In contradistinction to the Lao Pong Dam, who have derived their written language from the Burmese character, the eastern race has retained what appears to be the early form of the present Siamese writing, from which it differs little.
It was destroyed by the Siamese in 1828.
By the Chinese Shan States, portions of the province of Yunnan, the French province of Indo-China, and the Siamese Shan, or Lao States and Siam; on the S.
By the Siamese Malay States and the Bay of Bengal; and on the W.
Indo-Chinese (1) Tibet-Burman family sub-family (2) Siamese-Chinese sub-family (3) Mon-Annam sub-family Railways Divisional Headquarters O District Headquarters .....
Nearly two million people, mixed Siamese, Lao and Cambodian,.
M., consists of that part of the Malay Peninsula which belongs to the Siamese kingdom.
Most of the so-called Burma teak exported from Moulmein is floated down from Siamese territory.
Of this total about 3,000,000 are Siamese, about 2,000,000 Laos, about 400,000 Chinese, 115,000 Malay, 80,000 Cambodian and the rest Burmese, Indian, Mohn, Karen, Annamite, Kache, Lawa and others.
The Siamese inhabit central Siam principally, but extend into the nearer districts of all the other sections.
The Laos predominate in northern and eastern Siam, Malays mingle with the Siamese in southern Siam, and the Chinese are found scattered all over, but keeping mostly to the towns.

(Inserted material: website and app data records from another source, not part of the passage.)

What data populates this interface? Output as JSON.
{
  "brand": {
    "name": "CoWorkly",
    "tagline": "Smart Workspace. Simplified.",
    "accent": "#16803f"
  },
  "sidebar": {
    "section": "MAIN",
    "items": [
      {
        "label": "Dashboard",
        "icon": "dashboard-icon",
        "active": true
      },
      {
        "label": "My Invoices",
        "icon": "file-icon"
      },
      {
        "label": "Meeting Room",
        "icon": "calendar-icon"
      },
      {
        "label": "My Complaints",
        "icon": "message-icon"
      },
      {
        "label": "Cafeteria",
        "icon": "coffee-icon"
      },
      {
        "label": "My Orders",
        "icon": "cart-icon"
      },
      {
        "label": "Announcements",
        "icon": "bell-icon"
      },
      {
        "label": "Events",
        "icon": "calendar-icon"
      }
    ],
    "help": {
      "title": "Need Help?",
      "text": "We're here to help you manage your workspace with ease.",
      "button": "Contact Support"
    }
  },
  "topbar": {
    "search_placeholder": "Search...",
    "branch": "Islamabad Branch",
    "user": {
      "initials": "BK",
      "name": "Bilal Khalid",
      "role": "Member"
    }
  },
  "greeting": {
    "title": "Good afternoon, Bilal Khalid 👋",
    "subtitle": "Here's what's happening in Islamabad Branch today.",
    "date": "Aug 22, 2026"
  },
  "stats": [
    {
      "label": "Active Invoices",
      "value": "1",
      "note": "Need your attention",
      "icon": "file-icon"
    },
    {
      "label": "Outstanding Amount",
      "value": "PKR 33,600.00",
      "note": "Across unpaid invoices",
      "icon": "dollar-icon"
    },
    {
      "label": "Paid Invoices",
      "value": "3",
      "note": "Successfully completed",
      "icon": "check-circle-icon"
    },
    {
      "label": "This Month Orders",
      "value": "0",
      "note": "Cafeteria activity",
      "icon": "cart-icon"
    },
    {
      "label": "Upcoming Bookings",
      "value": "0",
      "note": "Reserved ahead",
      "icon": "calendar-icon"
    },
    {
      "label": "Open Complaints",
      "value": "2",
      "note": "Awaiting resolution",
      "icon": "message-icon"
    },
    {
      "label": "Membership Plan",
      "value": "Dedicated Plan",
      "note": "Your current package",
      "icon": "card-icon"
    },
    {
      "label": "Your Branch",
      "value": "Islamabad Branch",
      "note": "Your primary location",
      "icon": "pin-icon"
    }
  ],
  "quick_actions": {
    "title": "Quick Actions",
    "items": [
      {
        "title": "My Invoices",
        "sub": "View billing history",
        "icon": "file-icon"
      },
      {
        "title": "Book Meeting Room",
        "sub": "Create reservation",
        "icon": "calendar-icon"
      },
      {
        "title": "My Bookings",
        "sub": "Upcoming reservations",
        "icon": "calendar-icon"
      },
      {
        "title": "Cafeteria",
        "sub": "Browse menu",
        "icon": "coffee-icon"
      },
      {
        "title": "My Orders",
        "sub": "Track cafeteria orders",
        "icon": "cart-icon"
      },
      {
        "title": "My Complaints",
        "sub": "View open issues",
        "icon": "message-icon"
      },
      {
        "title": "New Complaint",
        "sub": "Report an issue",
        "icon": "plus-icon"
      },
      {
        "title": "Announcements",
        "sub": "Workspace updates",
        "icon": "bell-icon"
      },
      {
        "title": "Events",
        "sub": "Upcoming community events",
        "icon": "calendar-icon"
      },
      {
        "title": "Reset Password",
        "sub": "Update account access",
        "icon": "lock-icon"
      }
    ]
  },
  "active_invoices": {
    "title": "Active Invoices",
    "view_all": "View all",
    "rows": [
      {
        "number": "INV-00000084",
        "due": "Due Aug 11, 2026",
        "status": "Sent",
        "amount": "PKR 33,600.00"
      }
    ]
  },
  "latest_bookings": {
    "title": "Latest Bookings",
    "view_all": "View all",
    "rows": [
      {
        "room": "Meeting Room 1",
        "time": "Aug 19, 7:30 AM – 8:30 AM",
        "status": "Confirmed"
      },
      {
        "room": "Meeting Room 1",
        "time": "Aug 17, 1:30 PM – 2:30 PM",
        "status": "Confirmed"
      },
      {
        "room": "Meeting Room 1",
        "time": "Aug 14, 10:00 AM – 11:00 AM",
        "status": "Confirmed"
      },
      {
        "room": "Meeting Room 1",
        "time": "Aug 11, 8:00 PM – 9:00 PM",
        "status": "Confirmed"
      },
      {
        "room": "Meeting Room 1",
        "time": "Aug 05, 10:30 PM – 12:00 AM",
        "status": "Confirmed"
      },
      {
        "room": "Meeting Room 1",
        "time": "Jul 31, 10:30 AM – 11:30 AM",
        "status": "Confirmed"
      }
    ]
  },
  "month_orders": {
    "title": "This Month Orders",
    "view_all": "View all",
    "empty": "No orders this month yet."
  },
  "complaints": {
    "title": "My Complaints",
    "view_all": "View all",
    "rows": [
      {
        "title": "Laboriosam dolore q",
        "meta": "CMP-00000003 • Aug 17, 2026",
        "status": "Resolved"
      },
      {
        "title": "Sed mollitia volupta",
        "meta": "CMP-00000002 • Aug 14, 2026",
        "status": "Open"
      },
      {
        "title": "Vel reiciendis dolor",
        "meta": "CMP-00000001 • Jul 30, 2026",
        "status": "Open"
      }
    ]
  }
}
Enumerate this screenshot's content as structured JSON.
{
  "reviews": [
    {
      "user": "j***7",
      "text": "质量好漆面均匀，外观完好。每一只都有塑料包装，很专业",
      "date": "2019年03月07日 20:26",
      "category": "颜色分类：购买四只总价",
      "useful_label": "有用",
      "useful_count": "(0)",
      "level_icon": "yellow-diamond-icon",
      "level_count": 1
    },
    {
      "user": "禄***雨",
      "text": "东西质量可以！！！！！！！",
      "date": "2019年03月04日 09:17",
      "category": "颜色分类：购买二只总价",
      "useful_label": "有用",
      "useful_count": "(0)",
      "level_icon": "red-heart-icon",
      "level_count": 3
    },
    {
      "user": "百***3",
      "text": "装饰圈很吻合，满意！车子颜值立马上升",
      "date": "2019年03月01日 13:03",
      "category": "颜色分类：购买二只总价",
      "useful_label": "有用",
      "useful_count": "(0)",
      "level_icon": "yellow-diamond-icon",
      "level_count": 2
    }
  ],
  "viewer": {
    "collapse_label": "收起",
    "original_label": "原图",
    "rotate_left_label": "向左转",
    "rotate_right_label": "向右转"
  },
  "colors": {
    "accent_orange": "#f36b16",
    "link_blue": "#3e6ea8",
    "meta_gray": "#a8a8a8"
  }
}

Of the tribes which occupy the mountains of Siam some are the remnants of the very ancient inhabitants of the country, probably of the Mohn-Khmer family, who were supplanted by a later influx of more civilized Khmers from the south-east, the forerunners and part-ancestors of the Siamese, and were still farther thrust into the remoter hills when the Lao-Tai descended from the north.
Of these the principal are the Lawa, Lamet, Ka Hok, Ka Yuen and Kamoo, the last four collectively known to the Siamese as Ka.
The typical Siamese is of medium height, well formed, with olive complexion, darker than the Chinese, but fairer than the Malays, eyes well shaped though slightly inclined to the oblique, nose broad and flat, lips prominent, the face wide across the cheek-bones and the chin short.
In disposition the Siamese are mild-mannered, patient, submissive to authority, kindly and hospitable to strangers.
The national costume of the Siamese is the panung, a piece of cloth about 1 yd.